KUALA LUMPUR — A consumer group yesterday demanded that the Malaysian authorities punish a mineral water bottler for using the image of a Hindu god on its labels, claiming its placement near a halal logo was insensitive.
The Consumers Association of Malaysia (PPIM) said it was wrong for bottler Chuan Sin Sdn Bhd to use the image of Lord Murugan, a Hindu deity, on its labels as it was offensive to the country’s community. The Rakyat Post news website said the image was a promotional picture for the Visit Malaysia 2014 campaign.
“How can Chuan Sin place the picture of another god next to the halal logo? This is a very sensitive issue to the community of the country,” PPIM chief Nadzim Johan said. “We will make a police report and urge all Islamic authorities and non-government organisations to stop or hold the sale of this brand of mineral water until we can resolve this matter.”
Chuan Sin produces mineral water under the Cactus and Spritzer brands in their factory in Perak.
Mr Nazim also urged supermarkets to immediately suspend the sale of the product, while calling on Malaysia’s Islamic affairs agency, the Islamic Development Department (JAKIM), to investigate the matter. JAKIM is the body in Malaysia tasked with ensuring that products are halal, or permissible by Islamic law.
PPIM head of monitoring and financial services, Mr Sheikh Abdul Kareem, claimed that the practice violated the Trade Descriptions Act, which states that no religious symbols may be used on the label or packaging of a product. “As a mineral water manufacturer, (Chuan Sin) should be more sensitive. This action is a disgrace to the religion of the Constitution, which is Islam. We urge the Home Ministry to take action and tell them to respect that,” said Mr Sheikh Abdul.
“If (Chuan Sin) sells (the product) without using the halal logo, it won’t be a problem, but when you have both (the logo and the image of the Hindu god), it will definitely cause confusion among the community,” he added.

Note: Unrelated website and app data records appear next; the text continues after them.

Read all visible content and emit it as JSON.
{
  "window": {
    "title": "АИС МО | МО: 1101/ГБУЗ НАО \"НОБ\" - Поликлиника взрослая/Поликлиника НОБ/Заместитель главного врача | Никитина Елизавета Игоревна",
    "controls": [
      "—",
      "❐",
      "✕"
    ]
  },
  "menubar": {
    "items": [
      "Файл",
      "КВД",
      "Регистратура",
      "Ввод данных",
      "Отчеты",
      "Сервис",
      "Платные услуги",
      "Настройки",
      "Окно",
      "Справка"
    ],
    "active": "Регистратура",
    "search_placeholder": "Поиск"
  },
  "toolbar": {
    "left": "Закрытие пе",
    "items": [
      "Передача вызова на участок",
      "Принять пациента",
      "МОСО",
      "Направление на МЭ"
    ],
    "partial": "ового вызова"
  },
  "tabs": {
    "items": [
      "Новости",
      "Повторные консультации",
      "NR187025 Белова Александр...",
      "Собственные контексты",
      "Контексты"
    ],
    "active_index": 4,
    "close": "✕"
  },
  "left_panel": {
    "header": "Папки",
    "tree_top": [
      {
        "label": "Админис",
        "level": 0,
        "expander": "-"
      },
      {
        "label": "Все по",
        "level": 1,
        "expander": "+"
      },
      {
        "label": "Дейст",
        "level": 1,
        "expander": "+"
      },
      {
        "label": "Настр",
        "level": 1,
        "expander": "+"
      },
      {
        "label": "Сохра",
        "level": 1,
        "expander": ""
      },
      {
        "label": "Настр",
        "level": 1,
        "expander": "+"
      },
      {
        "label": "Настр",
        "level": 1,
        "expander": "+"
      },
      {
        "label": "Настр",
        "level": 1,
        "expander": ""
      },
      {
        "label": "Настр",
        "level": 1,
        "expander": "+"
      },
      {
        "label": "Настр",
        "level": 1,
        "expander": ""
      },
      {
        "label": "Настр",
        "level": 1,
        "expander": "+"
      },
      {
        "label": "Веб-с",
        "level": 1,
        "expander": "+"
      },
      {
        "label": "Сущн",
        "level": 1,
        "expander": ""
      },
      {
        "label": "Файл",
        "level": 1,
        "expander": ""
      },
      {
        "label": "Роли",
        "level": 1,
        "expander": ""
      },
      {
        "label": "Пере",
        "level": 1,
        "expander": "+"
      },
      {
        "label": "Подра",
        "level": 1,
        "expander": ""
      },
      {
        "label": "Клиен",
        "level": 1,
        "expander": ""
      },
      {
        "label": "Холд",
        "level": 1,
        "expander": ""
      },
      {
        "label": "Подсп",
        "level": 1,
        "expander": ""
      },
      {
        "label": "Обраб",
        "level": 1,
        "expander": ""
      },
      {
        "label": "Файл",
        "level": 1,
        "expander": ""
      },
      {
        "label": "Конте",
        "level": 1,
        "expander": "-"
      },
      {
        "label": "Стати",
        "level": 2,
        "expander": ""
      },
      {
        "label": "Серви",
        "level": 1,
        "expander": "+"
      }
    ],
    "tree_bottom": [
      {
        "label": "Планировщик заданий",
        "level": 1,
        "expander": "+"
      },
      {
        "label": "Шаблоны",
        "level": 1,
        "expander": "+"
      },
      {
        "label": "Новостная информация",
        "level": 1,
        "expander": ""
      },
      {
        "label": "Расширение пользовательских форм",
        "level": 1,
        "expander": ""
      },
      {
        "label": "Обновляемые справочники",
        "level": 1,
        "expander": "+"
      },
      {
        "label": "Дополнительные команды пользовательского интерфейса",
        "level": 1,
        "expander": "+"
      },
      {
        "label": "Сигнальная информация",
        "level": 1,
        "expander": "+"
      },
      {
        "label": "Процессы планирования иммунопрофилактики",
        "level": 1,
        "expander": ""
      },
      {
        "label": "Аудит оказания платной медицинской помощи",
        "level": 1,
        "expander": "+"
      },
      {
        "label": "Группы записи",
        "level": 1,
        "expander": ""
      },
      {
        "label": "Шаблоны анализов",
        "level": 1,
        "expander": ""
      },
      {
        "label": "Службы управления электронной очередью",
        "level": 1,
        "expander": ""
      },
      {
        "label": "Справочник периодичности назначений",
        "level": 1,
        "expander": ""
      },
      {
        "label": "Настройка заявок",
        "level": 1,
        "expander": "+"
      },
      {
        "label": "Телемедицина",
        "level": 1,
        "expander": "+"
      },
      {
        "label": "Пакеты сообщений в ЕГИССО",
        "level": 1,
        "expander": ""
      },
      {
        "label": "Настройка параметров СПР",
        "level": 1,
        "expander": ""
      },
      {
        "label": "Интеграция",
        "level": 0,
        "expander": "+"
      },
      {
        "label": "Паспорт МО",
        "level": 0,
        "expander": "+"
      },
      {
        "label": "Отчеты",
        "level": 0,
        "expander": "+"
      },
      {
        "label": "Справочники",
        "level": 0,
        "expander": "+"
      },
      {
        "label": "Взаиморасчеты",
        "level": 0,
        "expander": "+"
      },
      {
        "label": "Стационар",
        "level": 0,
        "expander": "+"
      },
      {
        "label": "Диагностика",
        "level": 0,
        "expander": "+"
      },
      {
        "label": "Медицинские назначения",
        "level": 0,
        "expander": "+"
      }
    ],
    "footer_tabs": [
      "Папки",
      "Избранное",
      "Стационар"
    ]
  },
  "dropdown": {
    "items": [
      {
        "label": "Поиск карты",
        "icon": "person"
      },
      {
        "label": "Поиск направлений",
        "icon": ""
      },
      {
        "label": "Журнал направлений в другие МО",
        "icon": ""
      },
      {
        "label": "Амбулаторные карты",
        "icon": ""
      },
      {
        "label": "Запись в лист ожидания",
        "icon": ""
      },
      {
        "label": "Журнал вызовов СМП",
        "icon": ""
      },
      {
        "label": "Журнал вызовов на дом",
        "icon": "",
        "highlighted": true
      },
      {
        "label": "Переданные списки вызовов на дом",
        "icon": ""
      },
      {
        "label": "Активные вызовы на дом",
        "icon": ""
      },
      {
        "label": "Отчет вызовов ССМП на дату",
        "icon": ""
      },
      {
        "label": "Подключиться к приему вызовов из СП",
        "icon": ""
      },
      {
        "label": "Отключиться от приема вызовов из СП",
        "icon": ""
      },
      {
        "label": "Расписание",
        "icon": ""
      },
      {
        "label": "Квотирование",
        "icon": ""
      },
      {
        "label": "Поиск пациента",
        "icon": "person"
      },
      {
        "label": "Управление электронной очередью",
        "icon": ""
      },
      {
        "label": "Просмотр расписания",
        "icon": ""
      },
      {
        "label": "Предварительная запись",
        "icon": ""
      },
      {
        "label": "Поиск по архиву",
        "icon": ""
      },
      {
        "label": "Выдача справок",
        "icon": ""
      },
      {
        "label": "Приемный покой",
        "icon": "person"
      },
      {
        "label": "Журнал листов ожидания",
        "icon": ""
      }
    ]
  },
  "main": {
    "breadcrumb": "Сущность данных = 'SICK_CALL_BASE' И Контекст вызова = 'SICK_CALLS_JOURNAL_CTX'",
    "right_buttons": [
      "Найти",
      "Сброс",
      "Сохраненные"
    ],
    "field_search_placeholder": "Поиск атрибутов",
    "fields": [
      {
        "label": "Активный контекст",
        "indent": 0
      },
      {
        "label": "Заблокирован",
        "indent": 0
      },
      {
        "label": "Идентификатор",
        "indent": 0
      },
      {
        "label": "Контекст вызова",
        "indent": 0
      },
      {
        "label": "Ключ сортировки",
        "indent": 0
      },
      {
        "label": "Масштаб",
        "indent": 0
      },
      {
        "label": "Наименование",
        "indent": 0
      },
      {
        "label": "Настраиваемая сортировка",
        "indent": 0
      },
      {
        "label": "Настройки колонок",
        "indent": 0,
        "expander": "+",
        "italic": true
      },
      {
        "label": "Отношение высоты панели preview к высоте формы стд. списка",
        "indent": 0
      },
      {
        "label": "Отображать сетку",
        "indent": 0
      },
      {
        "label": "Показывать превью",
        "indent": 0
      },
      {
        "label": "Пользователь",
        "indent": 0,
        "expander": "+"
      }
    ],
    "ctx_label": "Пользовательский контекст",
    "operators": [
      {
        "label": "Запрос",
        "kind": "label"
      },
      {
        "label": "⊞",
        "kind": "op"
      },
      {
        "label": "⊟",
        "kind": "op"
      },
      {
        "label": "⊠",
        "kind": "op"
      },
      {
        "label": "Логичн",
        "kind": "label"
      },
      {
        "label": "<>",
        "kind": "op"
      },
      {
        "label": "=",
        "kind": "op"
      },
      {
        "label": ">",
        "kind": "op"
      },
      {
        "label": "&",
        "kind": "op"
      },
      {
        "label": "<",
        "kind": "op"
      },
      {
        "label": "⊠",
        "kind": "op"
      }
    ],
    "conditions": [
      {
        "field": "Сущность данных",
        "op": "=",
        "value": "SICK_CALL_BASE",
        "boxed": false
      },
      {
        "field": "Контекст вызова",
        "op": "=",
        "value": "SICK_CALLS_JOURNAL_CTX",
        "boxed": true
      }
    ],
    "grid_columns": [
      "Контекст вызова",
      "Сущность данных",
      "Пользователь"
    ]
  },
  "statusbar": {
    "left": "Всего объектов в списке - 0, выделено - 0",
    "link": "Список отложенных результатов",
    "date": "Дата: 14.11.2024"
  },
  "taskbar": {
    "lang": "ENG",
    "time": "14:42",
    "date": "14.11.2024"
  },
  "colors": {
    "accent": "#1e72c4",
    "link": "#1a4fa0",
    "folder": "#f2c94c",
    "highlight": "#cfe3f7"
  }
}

PPIM’s complaint yesterday was not the first time this year that concerns have been raised by groups over halal food items sold in the country. In May, Cadbury withdrew two varieties of its halal-certified chocolate snacks from sale after they were alleged by the Ministry of Health to be contaminated with pig DNA. Under Islamic law, are forbidden to consume pork and those who have touched pigs have to undergo ritual purification.
The finding sparked outrage among some Islamist groups, which called for a boycott of all Cadbury products, but it was later discredited by JAKIM after tests found no traces of pork in the chocolates.
In recent months, groups such as Ikatan Muslimin Malaysia and Isma as well as Malay rights groups such as Perkasa have come out strongly to voice their concern over what they see as lax oversight by the country’s Islamic authorities, saying Malaysia’s image as an Islamic country was at stake.
Last month, groups called for an Oktoberfest beer festival in Selangor to be cancelled, saying it was offensive and insulting to the community. A recent pet-a-dog event in the state, which attracted more than 1,000 Malaysians, also drew flak from Muslim groups and the country’s clerics, who said it was an insult to Islam, as dogs are considered unclean under the religion. Agencies